● **Description of the task**
Copy each line below in which the string "true" appears.

╔══

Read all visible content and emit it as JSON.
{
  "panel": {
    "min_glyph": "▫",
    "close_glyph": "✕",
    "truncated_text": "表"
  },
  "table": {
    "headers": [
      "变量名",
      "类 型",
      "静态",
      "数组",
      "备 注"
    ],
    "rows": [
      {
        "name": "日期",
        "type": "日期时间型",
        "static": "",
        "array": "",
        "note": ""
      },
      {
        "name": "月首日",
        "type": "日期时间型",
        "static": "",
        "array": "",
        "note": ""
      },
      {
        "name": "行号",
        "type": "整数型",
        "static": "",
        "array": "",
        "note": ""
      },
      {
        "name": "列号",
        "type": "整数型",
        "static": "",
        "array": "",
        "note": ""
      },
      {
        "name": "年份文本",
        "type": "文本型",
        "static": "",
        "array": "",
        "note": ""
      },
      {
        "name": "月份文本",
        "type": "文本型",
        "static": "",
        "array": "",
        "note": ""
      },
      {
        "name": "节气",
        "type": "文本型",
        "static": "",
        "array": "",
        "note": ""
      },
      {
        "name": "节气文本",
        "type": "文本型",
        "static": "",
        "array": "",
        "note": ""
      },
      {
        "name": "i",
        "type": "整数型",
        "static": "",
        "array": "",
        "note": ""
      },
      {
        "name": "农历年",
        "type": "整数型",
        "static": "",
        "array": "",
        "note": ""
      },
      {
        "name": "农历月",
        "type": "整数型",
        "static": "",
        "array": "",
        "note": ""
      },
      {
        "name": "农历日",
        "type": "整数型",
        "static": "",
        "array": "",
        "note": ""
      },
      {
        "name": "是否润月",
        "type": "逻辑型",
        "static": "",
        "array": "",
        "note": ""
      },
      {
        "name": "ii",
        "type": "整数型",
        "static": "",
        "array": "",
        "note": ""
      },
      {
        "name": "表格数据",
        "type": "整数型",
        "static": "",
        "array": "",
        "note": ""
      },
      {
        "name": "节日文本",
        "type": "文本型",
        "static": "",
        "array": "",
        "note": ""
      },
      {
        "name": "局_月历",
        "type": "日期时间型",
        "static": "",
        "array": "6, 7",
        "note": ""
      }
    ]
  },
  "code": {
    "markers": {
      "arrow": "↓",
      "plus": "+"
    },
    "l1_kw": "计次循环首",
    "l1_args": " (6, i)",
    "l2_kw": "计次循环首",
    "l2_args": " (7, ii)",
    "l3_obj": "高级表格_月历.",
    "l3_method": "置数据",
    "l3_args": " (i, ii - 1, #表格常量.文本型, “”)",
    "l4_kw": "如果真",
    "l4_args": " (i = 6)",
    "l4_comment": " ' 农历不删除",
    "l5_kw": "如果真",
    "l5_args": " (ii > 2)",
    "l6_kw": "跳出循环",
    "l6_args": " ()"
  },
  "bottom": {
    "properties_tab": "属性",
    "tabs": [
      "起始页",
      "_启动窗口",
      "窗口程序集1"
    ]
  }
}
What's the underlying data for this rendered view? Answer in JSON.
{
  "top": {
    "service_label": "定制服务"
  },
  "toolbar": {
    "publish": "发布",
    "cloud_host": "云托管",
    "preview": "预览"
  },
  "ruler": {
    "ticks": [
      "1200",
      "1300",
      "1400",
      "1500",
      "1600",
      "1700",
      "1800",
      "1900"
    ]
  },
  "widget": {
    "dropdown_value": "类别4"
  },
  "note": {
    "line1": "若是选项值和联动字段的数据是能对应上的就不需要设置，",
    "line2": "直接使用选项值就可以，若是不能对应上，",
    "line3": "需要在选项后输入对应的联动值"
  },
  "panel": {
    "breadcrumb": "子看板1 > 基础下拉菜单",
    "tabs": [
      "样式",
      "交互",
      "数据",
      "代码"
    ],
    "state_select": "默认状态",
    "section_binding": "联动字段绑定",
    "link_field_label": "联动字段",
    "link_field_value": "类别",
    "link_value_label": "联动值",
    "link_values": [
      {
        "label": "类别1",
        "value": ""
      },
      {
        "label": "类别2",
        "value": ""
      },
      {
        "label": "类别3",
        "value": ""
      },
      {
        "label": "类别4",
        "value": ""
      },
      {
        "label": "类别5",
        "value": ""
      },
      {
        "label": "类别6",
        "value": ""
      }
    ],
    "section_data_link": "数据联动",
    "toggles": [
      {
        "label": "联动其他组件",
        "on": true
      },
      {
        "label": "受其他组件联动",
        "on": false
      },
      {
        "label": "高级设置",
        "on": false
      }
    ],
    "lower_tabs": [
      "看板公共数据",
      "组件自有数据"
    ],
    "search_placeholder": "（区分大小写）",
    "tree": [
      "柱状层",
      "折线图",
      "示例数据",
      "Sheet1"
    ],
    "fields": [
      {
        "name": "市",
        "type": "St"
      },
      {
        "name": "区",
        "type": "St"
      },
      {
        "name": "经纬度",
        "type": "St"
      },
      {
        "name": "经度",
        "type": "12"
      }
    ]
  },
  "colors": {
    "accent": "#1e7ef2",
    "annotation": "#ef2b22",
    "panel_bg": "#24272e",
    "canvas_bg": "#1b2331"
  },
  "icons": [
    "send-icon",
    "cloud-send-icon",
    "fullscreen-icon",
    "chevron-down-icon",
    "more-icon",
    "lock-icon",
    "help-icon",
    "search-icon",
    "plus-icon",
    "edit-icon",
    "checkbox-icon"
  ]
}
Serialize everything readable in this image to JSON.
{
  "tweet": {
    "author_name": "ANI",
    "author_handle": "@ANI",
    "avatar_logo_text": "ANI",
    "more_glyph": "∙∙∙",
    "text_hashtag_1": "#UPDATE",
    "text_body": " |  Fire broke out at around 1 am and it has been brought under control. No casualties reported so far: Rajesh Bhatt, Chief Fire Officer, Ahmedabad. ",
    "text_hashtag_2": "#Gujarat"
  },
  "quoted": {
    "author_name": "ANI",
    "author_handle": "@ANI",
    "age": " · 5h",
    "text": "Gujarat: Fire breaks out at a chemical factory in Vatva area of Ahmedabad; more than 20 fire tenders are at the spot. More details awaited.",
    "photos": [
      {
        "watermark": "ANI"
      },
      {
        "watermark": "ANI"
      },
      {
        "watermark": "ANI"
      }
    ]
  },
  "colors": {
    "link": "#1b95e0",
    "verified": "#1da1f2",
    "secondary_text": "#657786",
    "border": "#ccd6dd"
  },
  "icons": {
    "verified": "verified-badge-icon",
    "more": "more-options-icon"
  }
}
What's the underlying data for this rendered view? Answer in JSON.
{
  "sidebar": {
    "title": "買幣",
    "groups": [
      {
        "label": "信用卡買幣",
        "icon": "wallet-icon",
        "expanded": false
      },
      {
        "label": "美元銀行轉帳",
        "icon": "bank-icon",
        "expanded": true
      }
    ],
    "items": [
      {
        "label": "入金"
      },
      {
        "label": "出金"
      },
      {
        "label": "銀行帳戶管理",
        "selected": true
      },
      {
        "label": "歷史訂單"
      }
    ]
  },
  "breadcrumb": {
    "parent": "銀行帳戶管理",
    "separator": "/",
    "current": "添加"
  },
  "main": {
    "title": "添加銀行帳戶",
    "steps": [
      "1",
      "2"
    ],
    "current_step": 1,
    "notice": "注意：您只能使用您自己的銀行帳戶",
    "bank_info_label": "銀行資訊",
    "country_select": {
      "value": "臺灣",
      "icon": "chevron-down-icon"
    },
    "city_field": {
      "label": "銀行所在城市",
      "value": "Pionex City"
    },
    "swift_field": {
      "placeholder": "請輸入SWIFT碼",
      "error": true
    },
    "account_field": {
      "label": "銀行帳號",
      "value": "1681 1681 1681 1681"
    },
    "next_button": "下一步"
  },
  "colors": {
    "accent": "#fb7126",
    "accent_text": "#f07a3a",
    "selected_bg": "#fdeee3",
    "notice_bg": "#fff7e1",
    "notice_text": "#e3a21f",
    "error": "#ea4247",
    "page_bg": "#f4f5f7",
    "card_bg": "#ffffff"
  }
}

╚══

● **Response area**
        "on": true
        "expanded": true
        "selected": true
      "error": true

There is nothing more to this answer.